Edinburgh (2) Twentieth Century Classics Superbly Served in Edinburgh





United KingdomUnited Kingdom Edinburgh International Festival 2013 (2) – 20th Century Classics. Synergy Vocals, BBC Scottish Symphony Orchestra, Ilan Volkov (conductor). Usher Hall, Edinburgh, 10.8.2013 (SRT)

Amériques (1927 version)
Berio: Sinfonia

Ilan Volkov, photo by Simon Butterworth

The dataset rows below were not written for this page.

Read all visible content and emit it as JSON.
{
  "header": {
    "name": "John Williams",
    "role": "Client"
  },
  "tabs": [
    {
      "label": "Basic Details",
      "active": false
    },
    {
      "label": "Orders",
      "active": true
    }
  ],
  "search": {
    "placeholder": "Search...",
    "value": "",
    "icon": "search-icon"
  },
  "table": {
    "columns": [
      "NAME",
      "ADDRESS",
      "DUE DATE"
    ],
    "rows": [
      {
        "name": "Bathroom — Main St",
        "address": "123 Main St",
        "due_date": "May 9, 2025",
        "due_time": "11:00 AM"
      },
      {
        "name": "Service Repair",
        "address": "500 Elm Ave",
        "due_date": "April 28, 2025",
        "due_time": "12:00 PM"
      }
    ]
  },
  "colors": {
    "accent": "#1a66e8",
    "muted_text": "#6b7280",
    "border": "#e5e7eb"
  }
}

This intelligent piece of programme planning juxtaposed the most significant work of two composers who challenged our very concept of what can be understood as music. I wonder, though, if it was a good idea to partition it all off as one concert rather than sharing them with more popular repertoire? Inevitably it meant that the audience was very thin on the ground, and that’s hardly encouraging for the players who had laboured so hard on these difficult works. Anyway, Varèse’s mighty Amériques, composed after his move to New York and inspired by the idea of discovery as a whole, not just that of the New World, seeks to capture a whole universe in sound, and it is, in fact, about sound as much as it is about music. Varèse was captivated by the sounds of the New York streets and waterways and famously included the siren in his gigantic orchestra. It’s his most famous work, and probably his most significant in the way it seeks to conjure up the might and power of the city in its soundscape, using every means at a composer’s disposal and many that hadn’t been used before. The sound of Amériques sometimes seems to go beyond what we understand as music, the pulverising climaxes seeming to rise out of the score like skyscrapers from the city streets, and the components of the sound world – such as the alto flute or the toneless twanging at the bottom of the harps – mean as much as the overall product itself. It’s a work where the excitement of discovery is always fresh, at times savage, sometimes violent, always arresting, often bewildering.

It requires an enormous orchestra who can play like virtuosi, led by a conductor of phenomenal skill and direction. Luckily, we had both tonight. Ilan Volkov has had many years of working with the BBCSSO, and it is only after building up a considerable level of trust that an orchestra and its conductor could even have begun to think about performing this piece. His baton emphasised the beat more predominantly than usual – presumably because he had to! – but he didn’t sacrifice dynamic variation, and he wasn’t afraid of the shattering climaxes that punctuate the work so regularly. The orchestra, too, played this music like a crack team, and the smaller band who began the concert with Intégrales showed just as much character, be it in the skirling clarinets or the harrumphing brass who tried to start up a march theme but got blown off course by the ensuing sweep of the piece.

Berio’s Sinfonia, composed in 1968, also tries to redefine our perception of music, but in a very different manner to Varèse. Most famously, the third movement is a pastiche of the Scherzo from Mahler’s Resurrection symphony, peppered with myriad quotations from other composers ranging from Berlioz to Boulez. It’s Berio’s attempt to re-contextualise and give new meaning to our understanding of the western musical tradition and it works brilliantly, Volkov’s reading of the piece balancing its tight structure with a twinge of the anarchic. It’s the contribution of the vocalists that stands out too, though, sometimes singing, sometimes speaking, sometimes using words and at other times not. Synergy Vocals made some astounding sounds tonight, sometimes magical, sometimes spooky, but always interesting and inventive -in the last line of the third movement thanking the conductor by name, a nice touch. The electronic aspects of the piece were generally well integrated with the acoustic, though an irritating crackle invaded the speakers in the second movement. Perhaps the most telling moment, however, which made me think further about what Berio was trying to do, came during the break between the fourth and fifth movements when the mobile phone of an audience member exploded into a blues riff. Volkov didn’t seem to mind – in fact, he seemed to enjoy it – and I wouldn’t be surprised if various members of the audience thought that it was part of the piece. I suspect Berio himself would have been pleased at that thought.

Simon Thompson